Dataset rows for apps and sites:
■ ■ ■ ■ ■ ■ ■
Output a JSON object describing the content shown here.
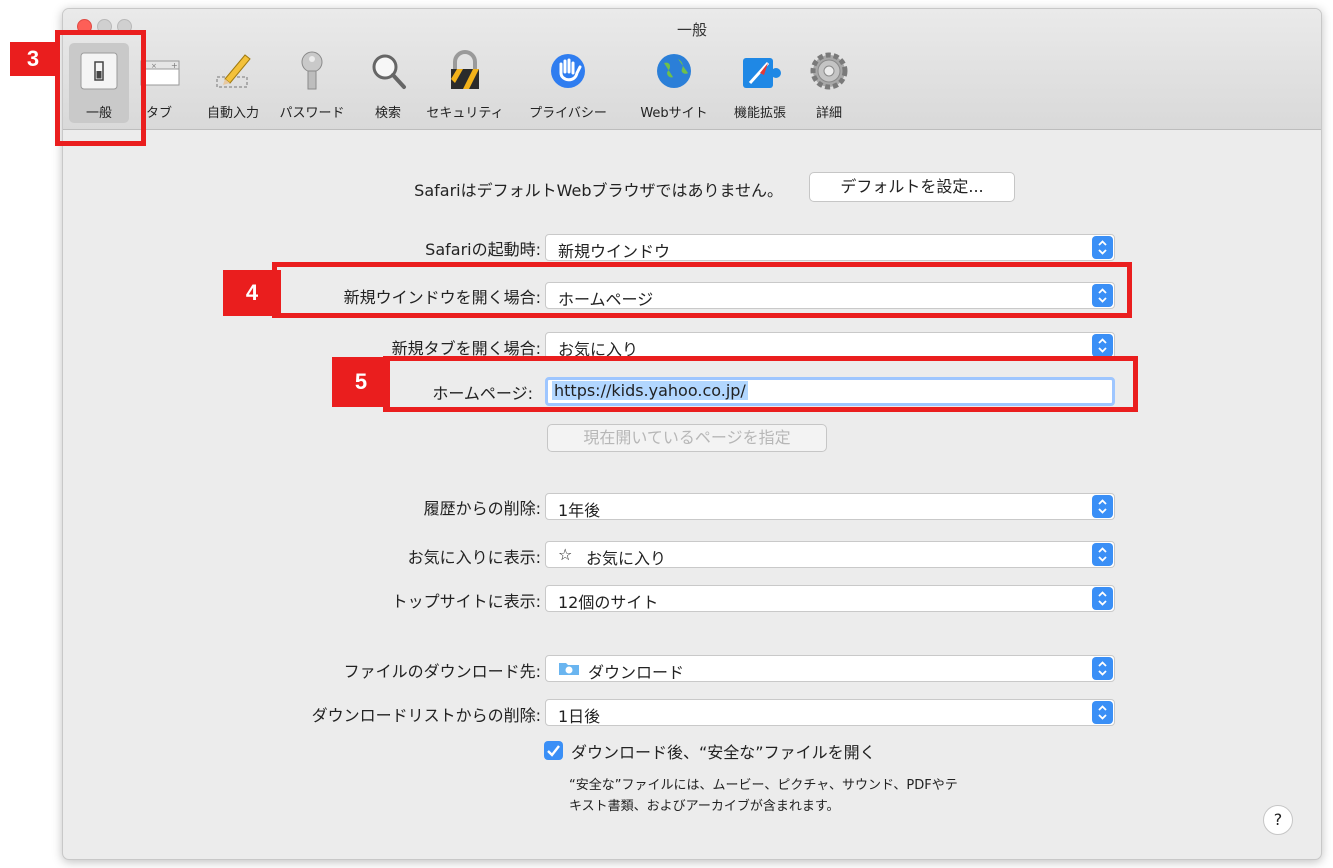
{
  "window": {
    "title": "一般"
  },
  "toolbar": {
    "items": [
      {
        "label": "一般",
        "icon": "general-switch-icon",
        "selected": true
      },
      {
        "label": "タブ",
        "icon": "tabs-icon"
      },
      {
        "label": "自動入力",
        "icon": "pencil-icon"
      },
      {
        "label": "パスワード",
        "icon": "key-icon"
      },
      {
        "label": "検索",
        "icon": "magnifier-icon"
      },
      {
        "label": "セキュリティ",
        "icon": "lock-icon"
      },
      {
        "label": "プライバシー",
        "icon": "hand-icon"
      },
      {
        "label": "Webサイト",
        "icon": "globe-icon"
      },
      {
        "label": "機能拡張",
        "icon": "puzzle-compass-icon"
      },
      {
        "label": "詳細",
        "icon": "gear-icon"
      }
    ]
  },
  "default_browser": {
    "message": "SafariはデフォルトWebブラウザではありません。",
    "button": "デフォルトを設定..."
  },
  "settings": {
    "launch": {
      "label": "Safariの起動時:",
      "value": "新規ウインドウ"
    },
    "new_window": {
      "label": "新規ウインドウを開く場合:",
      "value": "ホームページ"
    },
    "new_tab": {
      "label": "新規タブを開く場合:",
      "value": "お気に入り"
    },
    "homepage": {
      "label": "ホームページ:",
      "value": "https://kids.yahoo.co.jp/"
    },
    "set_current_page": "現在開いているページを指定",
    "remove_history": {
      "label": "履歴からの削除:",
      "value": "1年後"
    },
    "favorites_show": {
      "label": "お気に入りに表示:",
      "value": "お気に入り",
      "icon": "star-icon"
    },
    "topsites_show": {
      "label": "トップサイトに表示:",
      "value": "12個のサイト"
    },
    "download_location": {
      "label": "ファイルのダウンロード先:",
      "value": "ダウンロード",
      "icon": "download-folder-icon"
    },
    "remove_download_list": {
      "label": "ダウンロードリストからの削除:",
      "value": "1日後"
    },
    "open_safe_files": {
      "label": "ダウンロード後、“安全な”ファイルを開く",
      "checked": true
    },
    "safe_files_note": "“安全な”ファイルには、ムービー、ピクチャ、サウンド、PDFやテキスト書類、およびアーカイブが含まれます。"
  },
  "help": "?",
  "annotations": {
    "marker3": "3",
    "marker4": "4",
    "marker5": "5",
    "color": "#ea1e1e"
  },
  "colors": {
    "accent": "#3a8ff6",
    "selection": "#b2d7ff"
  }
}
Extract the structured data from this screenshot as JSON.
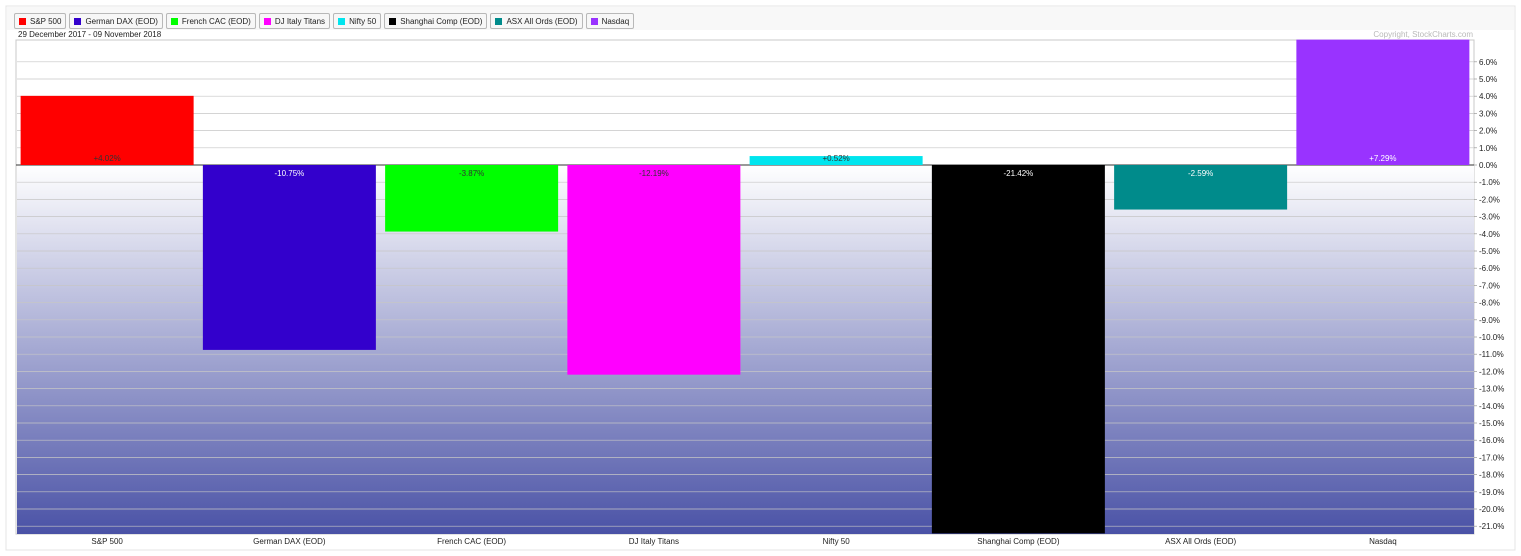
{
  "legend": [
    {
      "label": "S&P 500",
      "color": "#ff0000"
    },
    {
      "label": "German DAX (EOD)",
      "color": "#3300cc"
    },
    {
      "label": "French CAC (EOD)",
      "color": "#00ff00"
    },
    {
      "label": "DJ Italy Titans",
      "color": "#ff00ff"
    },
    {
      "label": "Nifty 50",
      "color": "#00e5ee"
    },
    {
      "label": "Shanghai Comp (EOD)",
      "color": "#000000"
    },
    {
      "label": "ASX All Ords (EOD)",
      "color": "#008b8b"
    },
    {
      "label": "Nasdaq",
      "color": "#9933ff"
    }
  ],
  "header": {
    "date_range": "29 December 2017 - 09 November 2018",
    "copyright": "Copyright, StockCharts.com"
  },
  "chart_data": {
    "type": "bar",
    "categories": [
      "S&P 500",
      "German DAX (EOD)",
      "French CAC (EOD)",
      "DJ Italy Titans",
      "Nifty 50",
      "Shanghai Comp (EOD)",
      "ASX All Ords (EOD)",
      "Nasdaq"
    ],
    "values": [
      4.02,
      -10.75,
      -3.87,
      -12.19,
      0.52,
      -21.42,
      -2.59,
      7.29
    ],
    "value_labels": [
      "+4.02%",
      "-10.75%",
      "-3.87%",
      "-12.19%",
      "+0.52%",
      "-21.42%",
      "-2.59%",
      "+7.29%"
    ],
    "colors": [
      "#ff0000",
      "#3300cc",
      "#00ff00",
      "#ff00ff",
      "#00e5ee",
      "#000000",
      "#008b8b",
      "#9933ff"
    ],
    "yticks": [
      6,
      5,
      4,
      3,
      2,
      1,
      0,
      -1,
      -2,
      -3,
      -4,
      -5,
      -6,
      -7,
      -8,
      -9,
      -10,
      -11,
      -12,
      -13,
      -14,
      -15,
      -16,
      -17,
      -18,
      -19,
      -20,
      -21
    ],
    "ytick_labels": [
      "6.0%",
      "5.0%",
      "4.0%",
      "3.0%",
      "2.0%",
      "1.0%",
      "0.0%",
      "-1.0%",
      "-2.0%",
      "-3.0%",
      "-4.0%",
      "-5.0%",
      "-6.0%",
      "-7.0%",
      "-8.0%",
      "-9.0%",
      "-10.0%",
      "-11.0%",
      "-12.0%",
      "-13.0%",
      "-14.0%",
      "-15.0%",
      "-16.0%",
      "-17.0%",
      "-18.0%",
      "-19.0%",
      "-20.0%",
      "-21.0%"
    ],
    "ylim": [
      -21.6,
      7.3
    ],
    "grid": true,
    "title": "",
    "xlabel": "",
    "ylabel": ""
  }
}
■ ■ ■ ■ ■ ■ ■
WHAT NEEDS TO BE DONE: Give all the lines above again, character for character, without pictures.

ANSWER:
Output a JSON object describing the content shown here.
{
  "window": {
    "title": "一般"
  },
  "toolbar": {
    "items": [
      {
        "label": "一般",
        "icon": "general-switch-icon",
        "selected": true
      },
      {
        "label": "タブ",
        "icon": "tabs-icon"
      },
      {
        "label": "自動入力",
        "icon": "pencil-icon"
      },
      {
        "label": "パスワード",
        "icon": "key-icon"
      },
      {
        "label": "検索",
        "icon": "magnifier-icon"
      },
      {
        "label": "セキュリティ",
        "icon": "lock-icon"
      },
      {
        "label": "プライバシー",
        "icon": "hand-icon"
      },
      {
        "label": "Webサイト",
        "icon": "globe-icon"
      },
      {
        "label": "機能拡張",
        "icon": "puzzle-compass-icon"
      },
      {
        "label": "詳細",
        "icon": "gear-icon"
      }
    ]
  },
  "default_browser": {
    "message": "SafariはデフォルトWebブラウザではありません。",
    "button": "デフォルトを設定..."
  },
  "settings": {
    "launch": {
      "label": "Safariの起動時:",
      "value": "新規ウインドウ"
    },
    "new_window": {
      "label": "新規ウインドウを開く場合:",
      "value": "ホームページ"
    },
    "new_tab": {
      "label": "新規タブを開く場合:",
      "value": "お気に入り"
    },
    "homepage": {
      "label": "ホームページ:",
      "value": "https://kids.yahoo.co.jp/"
    },
    "set_current_page": "現在開いているページを指定",
    "remove_history": {
      "label": "履歴からの削除:",
      "value": "1年後"
    },
    "favorites_show": {
      "label": "お気に入りに表示:",
      "value": "お気に入り",
      "icon": "star-icon"
    },
    "topsites_show": {
      "label": "トップサイトに表示:",
      "value": "12個のサイト"
    },
    "download_location": {
      "label": "ファイルのダウンロード先:",
      "value": "ダウンロード",
      "icon": "download-folder-icon"
    },
    "remove_download_list": {
      "label": "ダウンロードリストからの削除:",
      "value": "1日後"
    },
    "open_safe_files": {
      "label": "ダウンロード後、“安全な”ファイルを開く",
      "checked": true
    },
    "safe_files_note": "“安全な”ファイルには、ムービー、ピクチャ、サウンド、PDFやテキスト書類、およびアーカイブが含まれます。"
  },
  "help": "?",
  "annotations": {
    "marker3": "3",
    "marker4": "4",
    "marker5": "5",
    "color": "#ea1e1e"
  },
  "colors": {
    "accent": "#3a8ff6",
    "selection": "#b2d7ff"
  }
}
Extract the structured data from this screenshot as JSON.
{
  "legend": [
    {
      "label": "S&P 500",
      "color": "#ff0000"
    },
    {
      "label": "German DAX (EOD)",
      "color": "#3300cc"
    },
    {
      "label": "French CAC (EOD)",
      "color": "#00ff00"
    },
    {
      "label": "DJ Italy Titans",
      "color": "#ff00ff"
    },
    {
      "label": "Nifty 50",
      "color": "#00e5ee"
    },
    {
      "label": "Shanghai Comp (EOD)",
      "color": "#000000"
    },
    {
      "label": "ASX All Ords (EOD)",
      "color": "#008b8b"
    },
    {
      "label": "Nasdaq",
      "color": "#9933ff"
    }
  ],
  "header": {
    "date_range": "29 December 2017 - 09 November 2018",
    "copyright": "Copyright, StockCharts.com"
  },
  "chart_data": {
    "type": "bar",
    "categories": [
      "S&P 500",
      "German DAX (EOD)",
      "French CAC (EOD)",
      "DJ Italy Titans",
      "Nifty 50",
      "Shanghai Comp (EOD)",
      "ASX All Ords (EOD)",
      "Nasdaq"
    ],
    "values": [
      4.02,
      -10.75,
      -3.87,
      -12.19,
      0.52,
      -21.42,
      -2.59,
      7.29
    ],
    "value_labels": [
      "+4.02%",
      "-10.75%",
      "-3.87%",
      "-12.19%",
      "+0.52%",
      "-21.42%",
      "-2.59%",
      "+7.29%"
    ],
    "colors": [
      "#ff0000",
      "#3300cc",
      "#00ff00",
      "#ff00ff",
      "#00e5ee",
      "#000000",
      "#008b8b",
      "#9933ff"
    ],
    "yticks": [
      6,
      5,
      4,
      3,
      2,
      1,
      0,
      -1,
      -2,
      -3,
      -4,
      -5,
      -6,
      -7,
      -8,
      -9,
      -10,
      -11,
      -12,
      -13,
      -14,
      -15,
      -16,
      -17,
      -18,
      -19,
      -20,
      -21
    ],
    "ytick_labels": [
      "6.0%",
      "5.0%",
      "4.0%",
      "3.0%",
      "2.0%",
      "1.0%",
      "0.0%",
      "-1.0%",
      "-2.0%",
      "-3.0%",
      "-4.0%",
      "-5.0%",
      "-6.0%",
      "-7.0%",
      "-8.0%",
      "-9.0%",
      "-10.0%",
      "-11.0%",
      "-12.0%",
      "-13.0%",
      "-14.0%",
      "-15.0%",
      "-16.0%",
      "-17.0%",
      "-18.0%",
      "-19.0%",
      "-20.0%",
      "-21.0%"
    ],
    "ylim": [
      -21.6,
      7.3
    ],
    "grid": true,
    "title": "",
    "xlabel": "",
    "ylabel": ""
  }
}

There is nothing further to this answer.